RPM (Red Hat Package Manager) – Definition & Detailed Explanation – Operating Systems Glossary Terms

What is RPM (Red Hat Package Manager)?

RPM, which stands for Red Hat Package Manager, is a software package management system used in Red Hat-based Linux distributions. It is a tool that simplifies the process of installing, updating, and removing software packages on a Linux system. RPM is designed to automate the process of managing software packages, making it easier for users to keep their systems up-to-date and secure.

How does RPM work?

RPM works by using a package format called RPM packages, which contain the files and metadata needed to install a software package on a Linux system.

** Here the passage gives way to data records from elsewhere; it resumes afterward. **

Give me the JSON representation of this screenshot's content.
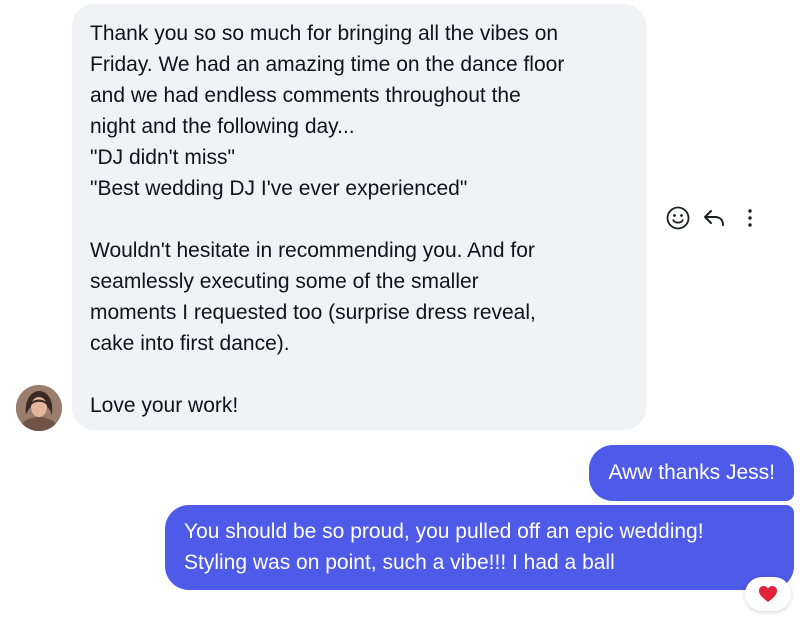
{
  "colors": {
    "incoming_bubble": "#f0f2f5",
    "outgoing_bubble": "#4e5ae8",
    "incoming_text": "#111318",
    "outgoing_text": "#ffffff",
    "reaction_heart": "#e0243a"
  },
  "incoming_message": {
    "lines": [
      "Thank you so so much for bringing all the vibes on",
      "Friday. We had an amazing time on the dance floor",
      "and we had endless comments throughout the",
      "night and the following day...",
      "\"DJ didn't miss\"",
      "\"Best wedding DJ I've ever experienced\"",
      "",
      "Wouldn't hesitate in recommending you. And for",
      "seamlessly executing some of the smaller",
      "moments I requested too (surprise dress reveal,",
      "cake into first dance).",
      "",
      "Love your work!"
    ]
  },
  "message_actions": {
    "icons": [
      "emoji-react-icon",
      "reply-icon",
      "more-options-icon"
    ]
  },
  "outgoing_messages": [
    {
      "lines": [
        "Aww thanks Jess!"
      ]
    },
    {
      "lines": [
        "You should be so proud, you pulled off an epic wedding!",
        "Styling was on point, such a vibe!!! I had a ball"
      ],
      "reaction": "heart-icon"
    }
  ]
}
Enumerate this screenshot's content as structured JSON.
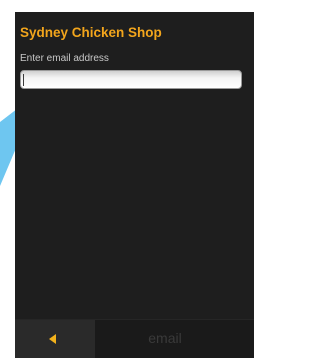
{
  "app": {
    "title": "Sydney Chicken Shop"
  },
  "form": {
    "email_label": "Enter email address",
    "email_value": "",
    "email_placeholder": ""
  },
  "toolbar": {
    "back_icon": "left-arrow-icon",
    "email_label": "email"
  },
  "colors": {
    "accent": "#f2a51c",
    "screen_background": "#1e1e1e",
    "pointer": "#6ec6f0"
  }
}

These packages are created by software developers and are distributed through software repositories. When a user wants to install a package using RPM, the package manager reads the metadata in the RPM package to determine the dependencies of the package and then installs the necessary files on the system.

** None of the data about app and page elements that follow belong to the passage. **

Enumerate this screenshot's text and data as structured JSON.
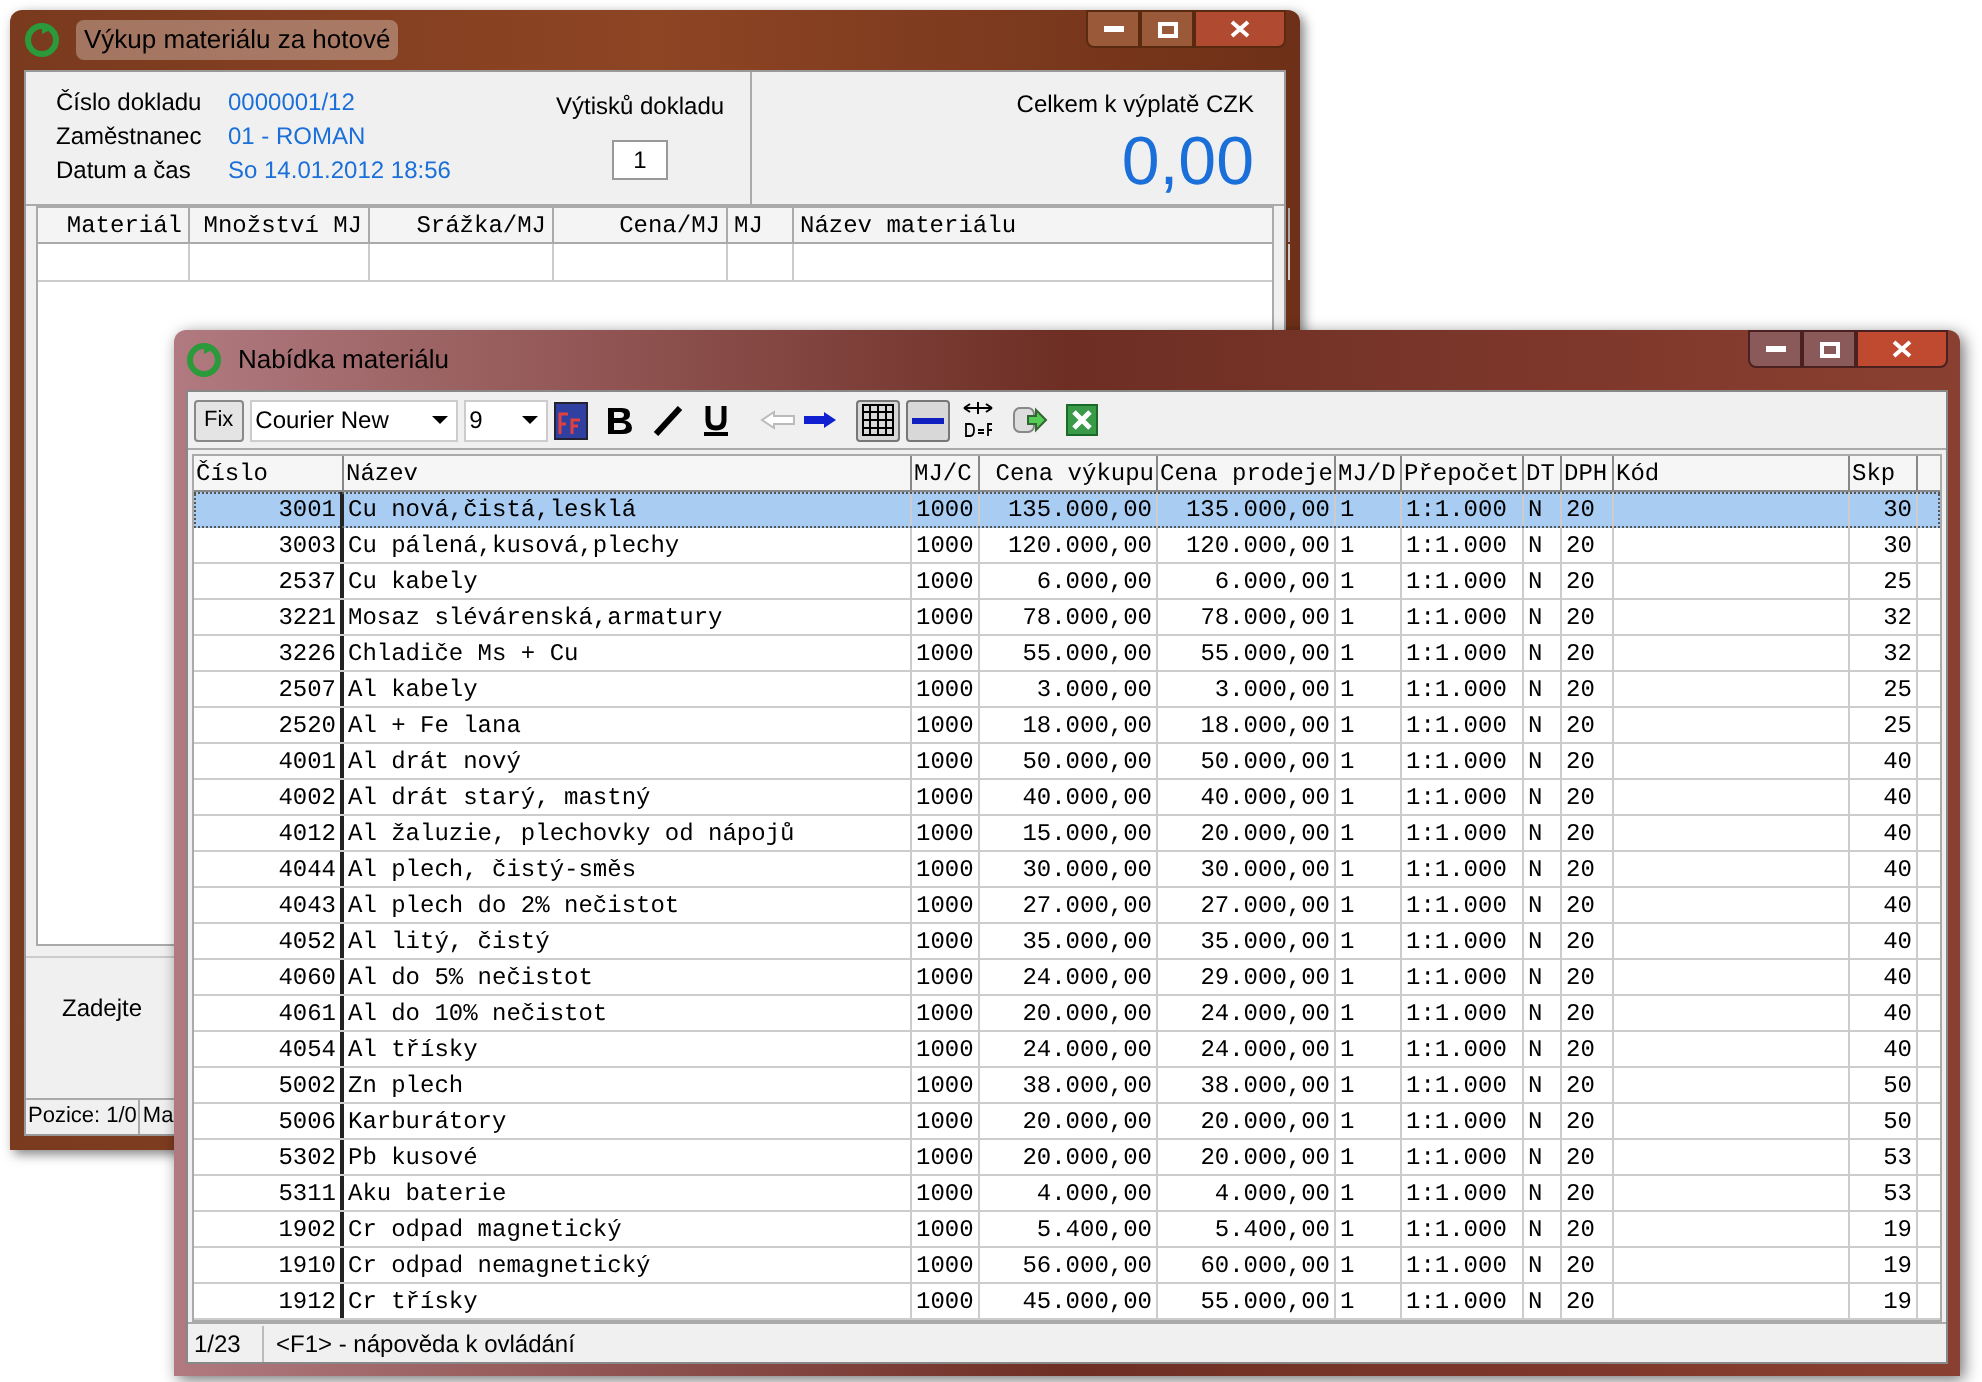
{
  "back_window": {
    "title": "Výkup materiálu za hotové",
    "fields": [
      {
        "label": "Číslo dokladu",
        "value": "0000001/12"
      },
      {
        "label": "Zaměstnanec",
        "value": "01 - ROMAN"
      },
      {
        "label": "Datum a čas",
        "value": "So 14.01.2012 18:56"
      }
    ],
    "copies": {
      "label": "Výtisků dokladu",
      "value": "1"
    },
    "total": {
      "label": "Celkem k výplatě CZK",
      "value": "0,00"
    },
    "columns": [
      "Materiál",
      "Množství MJ",
      "Srážka/MJ",
      "Cena/MJ",
      "MJ",
      "Název materiálu"
    ],
    "prompt": "Zadejte",
    "status_bar": [
      "Pozice: 1/0",
      "Ma"
    ]
  },
  "front_window": {
    "title": "Nabídka materiálu",
    "toolbar": {
      "fix": "Fix",
      "font": "Courier New",
      "size": "9"
    },
    "columns": [
      "Číslo",
      "Název",
      "MJ/C",
      "Cena výkupu",
      "Cena prodeje",
      "MJ/D",
      "Přepočet",
      "DT",
      "DPH",
      "Kód",
      "Skp"
    ],
    "rows": [
      {
        "selected": true,
        "cells": [
          "3001",
          "Cu nová,čistá,lesklá",
          "1000",
          "135.000,00",
          "135.000,00",
          "1",
          "1:1.000",
          "N",
          "20",
          "",
          "30"
        ]
      },
      {
        "selected": false,
        "cells": [
          "3003",
          "Cu pálená,kusová,plechy",
          "1000",
          "120.000,00",
          "120.000,00",
          "1",
          "1:1.000",
          "N",
          "20",
          "",
          "30"
        ]
      },
      {
        "selected": false,
        "cells": [
          "2537",
          "Cu kabely",
          "1000",
          "6.000,00",
          "6.000,00",
          "1",
          "1:1.000",
          "N",
          "20",
          "",
          "25"
        ]
      },
      {
        "selected": false,
        "cells": [
          "3221",
          "Mosaz slévárenská,armatury",
          "1000",
          "78.000,00",
          "78.000,00",
          "1",
          "1:1.000",
          "N",
          "20",
          "",
          "32"
        ]
      },
      {
        "selected": false,
        "cells": [
          "3226",
          "Chladiče Ms + Cu",
          "1000",
          "55.000,00",
          "55.000,00",
          "1",
          "1:1.000",
          "N",
          "20",
          "",
          "32"
        ]
      },
      {
        "selected": false,
        "cells": [
          "2507",
          "Al kabely",
          "1000",
          "3.000,00",
          "3.000,00",
          "1",
          "1:1.000",
          "N",
          "20",
          "",
          "25"
        ]
      },
      {
        "selected": false,
        "cells": [
          "2520",
          "Al + Fe lana",
          "1000",
          "18.000,00",
          "18.000,00",
          "1",
          "1:1.000",
          "N",
          "20",
          "",
          "25"
        ]
      },
      {
        "selected": false,
        "cells": [
          "4001",
          "Al drát nový",
          "1000",
          "50.000,00",
          "50.000,00",
          "1",
          "1:1.000",
          "N",
          "20",
          "",
          "40"
        ]
      },
      {
        "selected": false,
        "cells": [
          "4002",
          "Al drát starý, mastný",
          "1000",
          "40.000,00",
          "40.000,00",
          "1",
          "1:1.000",
          "N",
          "20",
          "",
          "40"
        ]
      },
      {
        "selected": false,
        "cells": [
          "4012",
          "Al žaluzie, plechovky od nápojů",
          "1000",
          "15.000,00",
          "20.000,00",
          "1",
          "1:1.000",
          "N",
          "20",
          "",
          "40"
        ]
      },
      {
        "selected": false,
        "cells": [
          "4044",
          "Al plech, čistý-směs",
          "1000",
          "30.000,00",
          "30.000,00",
          "1",
          "1:1.000",
          "N",
          "20",
          "",
          "40"
        ]
      },
      {
        "selected": false,
        "cells": [
          "4043",
          "Al plech do 2% nečistot",
          "1000",
          "27.000,00",
          "27.000,00",
          "1",
          "1:1.000",
          "N",
          "20",
          "",
          "40"
        ]
      },
      {
        "selected": false,
        "cells": [
          "4052",
          "Al litý, čistý",
          "1000",
          "35.000,00",
          "35.000,00",
          "1",
          "1:1.000",
          "N",
          "20",
          "",
          "40"
        ]
      },
      {
        "selected": false,
        "cells": [
          "4060",
          "Al do 5% nečistot",
          "1000",
          "24.000,00",
          "29.000,00",
          "1",
          "1:1.000",
          "N",
          "20",
          "",
          "40"
        ]
      },
      {
        "selected": false,
        "cells": [
          "4061",
          "Al do 10% nečistot",
          "1000",
          "20.000,00",
          "24.000,00",
          "1",
          "1:1.000",
          "N",
          "20",
          "",
          "40"
        ]
      },
      {
        "selected": false,
        "cells": [
          "4054",
          "Al třísky",
          "1000",
          "24.000,00",
          "24.000,00",
          "1",
          "1:1.000",
          "N",
          "20",
          "",
          "40"
        ]
      },
      {
        "selected": false,
        "cells": [
          "5002",
          "Zn plech",
          "1000",
          "38.000,00",
          "38.000,00",
          "1",
          "1:1.000",
          "N",
          "20",
          "",
          "50"
        ]
      },
      {
        "selected": false,
        "cells": [
          "5006",
          "Karburátory",
          "1000",
          "20.000,00",
          "20.000,00",
          "1",
          "1:1.000",
          "N",
          "20",
          "",
          "50"
        ]
      },
      {
        "selected": false,
        "cells": [
          "5302",
          "Pb kusové",
          "1000",
          "20.000,00",
          "20.000,00",
          "1",
          "1:1.000",
          "N",
          "20",
          "",
          "53"
        ]
      },
      {
        "selected": false,
        "cells": [
          "5311",
          "Aku baterie",
          "1000",
          "4.000,00",
          "4.000,00",
          "1",
          "1:1.000",
          "N",
          "20",
          "",
          "53"
        ]
      },
      {
        "selected": false,
        "cells": [
          "1902",
          "Cr odpad magnetický",
          "1000",
          "5.400,00",
          "5.400,00",
          "1",
          "1:1.000",
          "N",
          "20",
          "",
          "19"
        ]
      },
      {
        "selected": false,
        "cells": [
          "1910",
          "Cr odpad nemagnetický",
          "1000",
          "56.000,00",
          "60.000,00",
          "1",
          "1:1.000",
          "N",
          "20",
          "",
          "19"
        ]
      },
      {
        "selected": false,
        "cells": [
          "1912",
          "Cr třísky",
          "1000",
          "45.000,00",
          "55.000,00",
          "1",
          "1:1.000",
          "N",
          "20",
          "",
          "19"
        ]
      }
    ],
    "status_bar": [
      "1/23",
      "<F1> - nápověda k ovládání"
    ]
  }
}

What are the advantages of using RPM?

One of the main advantages of using RPM is that it simplifies the process of managing software packages on a Linux system. RPM makes it easy for users to install, update, and remove software packages without having to worry about dependencies or conflicts. Additionally, RPM provides a standardized way of packaging software, making it easier for software developers to create and distribute packages for Red Hat-based Linux distributions.

How is RPM different from other package managers?

RPM is not the only package manager available for Linux systems. Other popular package managers include Debian’s APT (Advanced Package Tool) and Arch Linux’s Pacman. One of the main differences between RPM and other package managers is the package format used. RPM packages are in the .rpm format, while APT uses .deb packages and Pacman uses .pkg files. Additionally, RPM is specifically designed for Red Hat-based distributions, while APT and Pacman are used in Debian-based and Arch Linux distributions, respectively.

How to use RPM to install and manage packages?

To use RPM to install and manage packages on a Linux system, users can use the rpm command in the terminal. The basic syntax for installing a package using RPM is:

rpm -i package.rpm

To update a package, users can use the -U option:

rpm -U package.rpm

To remove a package, users can use the -e option:

rpm -e package

Users can also use the -q option to query information about installed packages:

rpm -q package

What are some common RPM commands and options?

Some common RPM commands and options include:

– -i: Install a package
– -U: Update a package
– -e: Remove a package
– -q: Query information about a package
– -l: List files in a package
– -V: Verify a package
– -h: Display help information
– –nodeps: Install a package without checking dependencies

These are just a few examples of the many commands and options available in RPM. Users can refer to the RPM manual or use the man command in the terminal to learn more about how to use RPM to install and manage packages on their Linux system.